** TASK TO CARRY OUT **
Give the data below again exactly as written, without its pictures.

[[ DATA IN THIS EXERCISE, beginning ]]

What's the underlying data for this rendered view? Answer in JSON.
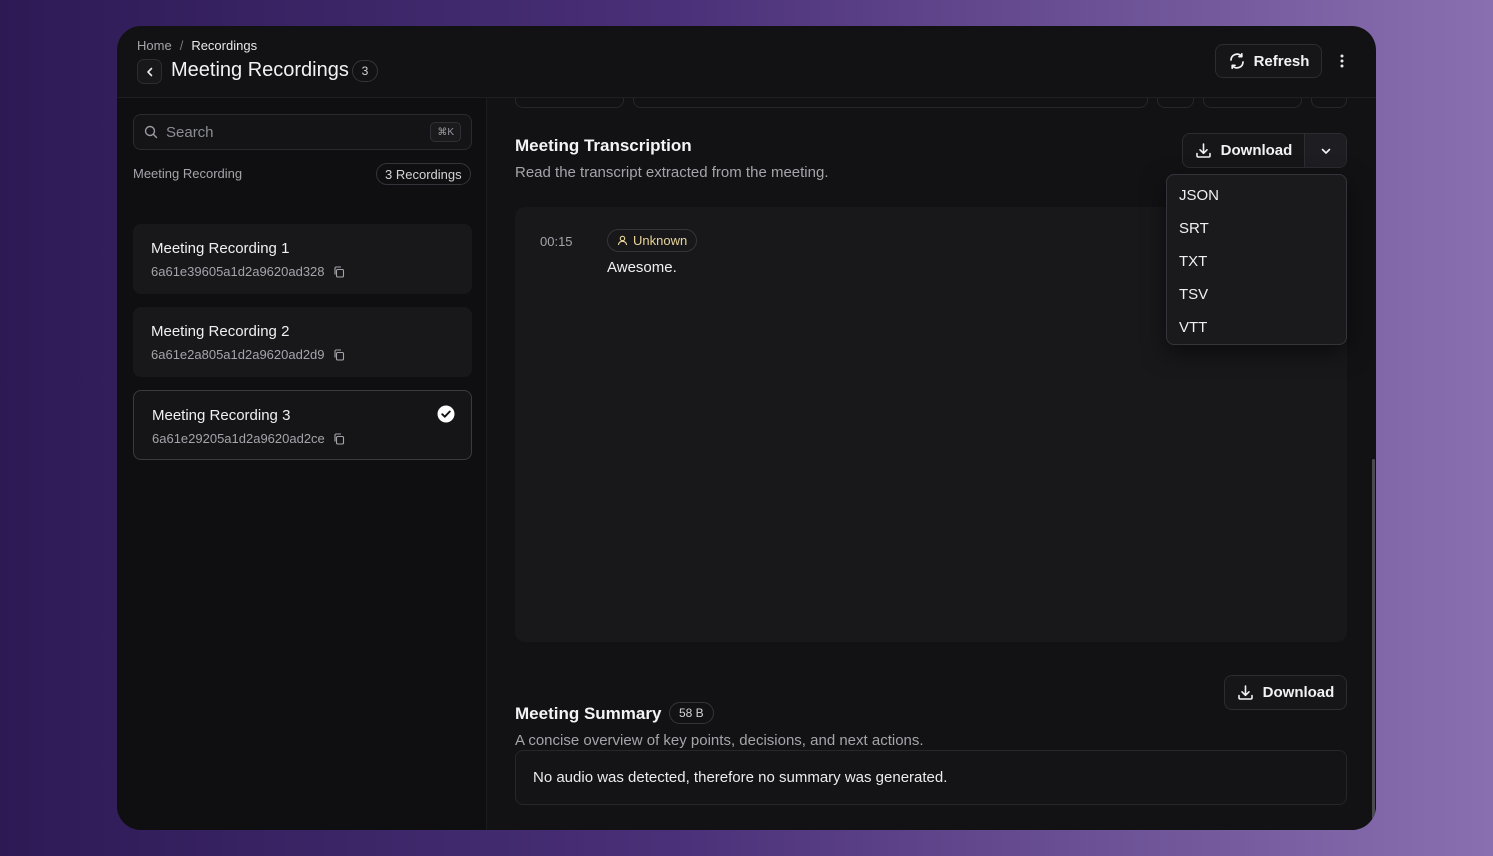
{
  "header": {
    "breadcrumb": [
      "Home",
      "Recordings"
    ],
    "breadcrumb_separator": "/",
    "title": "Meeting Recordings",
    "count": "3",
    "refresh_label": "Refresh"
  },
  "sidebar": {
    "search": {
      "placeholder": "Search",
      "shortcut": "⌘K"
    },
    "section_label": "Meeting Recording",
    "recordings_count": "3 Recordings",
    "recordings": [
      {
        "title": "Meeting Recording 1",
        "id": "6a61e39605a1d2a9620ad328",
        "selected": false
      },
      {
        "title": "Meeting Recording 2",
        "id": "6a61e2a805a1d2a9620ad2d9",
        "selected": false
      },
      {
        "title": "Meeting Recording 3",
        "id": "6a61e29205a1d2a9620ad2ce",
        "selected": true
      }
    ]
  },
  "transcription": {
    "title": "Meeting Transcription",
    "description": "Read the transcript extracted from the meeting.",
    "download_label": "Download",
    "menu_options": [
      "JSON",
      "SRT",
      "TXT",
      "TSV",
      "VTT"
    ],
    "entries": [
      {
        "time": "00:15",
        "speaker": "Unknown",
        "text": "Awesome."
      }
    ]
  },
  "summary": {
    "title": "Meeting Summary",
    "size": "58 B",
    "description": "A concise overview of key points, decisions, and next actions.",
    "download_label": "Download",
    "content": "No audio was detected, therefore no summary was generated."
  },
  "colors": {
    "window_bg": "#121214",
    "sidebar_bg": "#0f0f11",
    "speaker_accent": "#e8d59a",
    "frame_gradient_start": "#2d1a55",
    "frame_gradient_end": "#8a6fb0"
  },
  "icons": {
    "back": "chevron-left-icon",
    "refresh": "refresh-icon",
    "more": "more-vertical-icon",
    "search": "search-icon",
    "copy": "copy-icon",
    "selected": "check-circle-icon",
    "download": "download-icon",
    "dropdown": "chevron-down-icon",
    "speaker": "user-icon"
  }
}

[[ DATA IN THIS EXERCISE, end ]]

** RESULT OF THIS EXERCISE **
What's the underlying data for this rendered view? Answer in JSON.
{
  "header": {
    "breadcrumb": [
      "Home",
      "Recordings"
    ],
    "breadcrumb_separator": "/",
    "title": "Meeting Recordings",
    "count": "3",
    "refresh_label": "Refresh"
  },
  "sidebar": {
    "search": {
      "placeholder": "Search",
      "shortcut": "⌘K"
    },
    "section_label": "Meeting Recording",
    "recordings_count": "3 Recordings",
    "recordings": [
      {
        "title": "Meeting Recording 1",
        "id": "6a61e39605a1d2a9620ad328",
        "selected": false
      },
      {
        "title": "Meeting Recording 2",
        "id": "6a61e2a805a1d2a9620ad2d9",
        "selected": false
      },
      {
        "title": "Meeting Recording 3",
        "id": "6a61e29205a1d2a9620ad2ce",
        "selected": true
      }
    ]
  },
  "transcription": {
    "title": "Meeting Transcription",
    "description": "Read the transcript extracted from the meeting.",
    "download_label": "Download",
    "menu_options": [
      "JSON",
      "SRT",
      "TXT",
      "TSV",
      "VTT"
    ],
    "entries": [
      {
        "time": "00:15",
        "speaker": "Unknown",
        "text": "Awesome."
      }
    ]
  },
  "summary": {
    "title": "Meeting Summary",
    "size": "58 B",
    "description": "A concise overview of key points, decisions, and next actions.",
    "download_label": "Download",
    "content": "No audio was detected, therefore no summary was generated."
  },
  "colors": {
    "window_bg": "#121214",
    "sidebar_bg": "#0f0f11",
    "speaker_accent": "#e8d59a",
    "frame_gradient_start": "#2d1a55",
    "frame_gradient_end": "#8a6fb0"
  },
  "icons": {
    "back": "chevron-left-icon",
    "refresh": "refresh-icon",
    "more": "more-vertical-icon",
    "search": "search-icon",
    "copy": "copy-icon",
    "selected": "check-circle-icon",
    "download": "download-icon",
    "dropdown": "chevron-down-icon",
    "speaker": "user-icon"
  }
}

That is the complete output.